The authors of arXiv:1503.06237 study a specific class of tensor networks that are most conveniently embedded in hyperbolic space. Dividing uncontracted indices of the network into two classes (on the boundary and in the bulk) allows an interpretation of the network as an isometric mapping that encodes few bulk qubits into many boundary qubits (this is where the hyperbolic geometry is important). The graphs describing these networks are typically infinitedimensional in our Euclidean space (like the Bethe lattice). Because this is tensor network language, physical reality is located on the boundary only (the "physical" qubits). Thus the "depth" of the network (the radius from the central logical qubit to the peripheral physical ones) is purely abstract and has no geometrical meaning in real space (where the physical qubits live): It is the property of a mathematical map (the encoding map) which describes a linear subspace parametrized by the bulk qubits (the codespace) in a much larger physical Hilbert space (spanned by the boundary qubits). This is in contrast to the notion of depth in our case where it refers to the physical dimension of classical circuitry perpendicular to a onedimensional quantum substrate (which hosts the Majorana chain quantum code). In addition, the tensor network of arXiv:1503.06237 describes the encoding map and thereby the quantum code itself. In contrast, our classical circuit realizes a decoding algorithm. The authors of arXiv:1503.06237 do not discuss decoding in detail because their focus is on AdS/CFT, but when they discuss stabilizer realizations of their holographic codes it becomes clear that measuring the syndrome (i.e., the stabilizers) is a nonlocal task on the boundary which would be completely incompatible with our approach (local stabilizers measurements are clearly essential for local decoding). So neither interpretation (virtual tensors vs. actual classical gates) nor purpose (encoding vs. decoding/stabilization) is comparable between arXiv:1503.06237 and our paper.

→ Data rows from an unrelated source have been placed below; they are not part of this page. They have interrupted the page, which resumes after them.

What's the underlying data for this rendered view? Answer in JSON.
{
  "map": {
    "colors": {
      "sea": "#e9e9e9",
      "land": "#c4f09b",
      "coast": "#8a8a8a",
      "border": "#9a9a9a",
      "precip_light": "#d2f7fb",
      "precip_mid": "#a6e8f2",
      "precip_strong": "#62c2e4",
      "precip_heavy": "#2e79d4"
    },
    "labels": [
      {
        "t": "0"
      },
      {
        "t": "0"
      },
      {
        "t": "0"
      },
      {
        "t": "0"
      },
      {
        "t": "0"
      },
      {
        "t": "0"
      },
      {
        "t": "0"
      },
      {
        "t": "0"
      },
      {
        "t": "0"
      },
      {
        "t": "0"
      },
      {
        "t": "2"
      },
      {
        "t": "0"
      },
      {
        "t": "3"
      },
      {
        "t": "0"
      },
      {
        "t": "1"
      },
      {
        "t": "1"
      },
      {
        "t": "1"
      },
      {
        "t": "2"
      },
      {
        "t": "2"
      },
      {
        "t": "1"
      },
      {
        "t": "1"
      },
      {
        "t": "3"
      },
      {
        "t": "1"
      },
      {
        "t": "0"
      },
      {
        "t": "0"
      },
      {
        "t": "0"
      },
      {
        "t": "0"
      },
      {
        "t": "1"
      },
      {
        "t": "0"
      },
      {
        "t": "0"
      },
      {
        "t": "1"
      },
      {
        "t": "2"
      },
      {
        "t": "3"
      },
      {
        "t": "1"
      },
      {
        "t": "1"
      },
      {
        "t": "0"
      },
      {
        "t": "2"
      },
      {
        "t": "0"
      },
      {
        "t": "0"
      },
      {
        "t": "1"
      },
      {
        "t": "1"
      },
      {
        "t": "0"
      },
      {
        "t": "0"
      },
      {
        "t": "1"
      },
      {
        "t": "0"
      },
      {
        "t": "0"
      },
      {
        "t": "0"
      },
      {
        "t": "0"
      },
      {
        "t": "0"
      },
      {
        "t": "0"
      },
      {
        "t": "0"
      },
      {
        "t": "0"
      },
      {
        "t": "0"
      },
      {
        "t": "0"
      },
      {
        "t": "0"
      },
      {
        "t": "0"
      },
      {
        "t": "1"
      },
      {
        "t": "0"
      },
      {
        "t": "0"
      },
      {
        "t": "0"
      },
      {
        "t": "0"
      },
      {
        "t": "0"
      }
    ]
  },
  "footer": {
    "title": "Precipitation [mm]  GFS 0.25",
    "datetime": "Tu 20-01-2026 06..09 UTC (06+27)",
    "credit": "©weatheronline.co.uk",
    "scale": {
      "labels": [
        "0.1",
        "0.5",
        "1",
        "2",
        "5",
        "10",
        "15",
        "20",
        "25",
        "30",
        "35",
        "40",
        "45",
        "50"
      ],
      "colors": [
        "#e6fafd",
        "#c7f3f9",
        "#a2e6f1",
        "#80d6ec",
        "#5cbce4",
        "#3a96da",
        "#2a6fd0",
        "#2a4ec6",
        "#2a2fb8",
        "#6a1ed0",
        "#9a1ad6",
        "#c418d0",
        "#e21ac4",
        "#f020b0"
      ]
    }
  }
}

Weaknesses:
We added an new Eq. (39) to make the validity of Eq. (40) (formerly 39) clear.
We agree that the proof is rather technical (and consequently hard to follow) although its mathematical content is quite basic. One could defer it to the appendix but then Lemma 1 becomes more mysterious than it really is. Therefore we added a preliminary sentence to allow readers to skip the proof if they are willing to believe Lemma 1 (or just "see" it).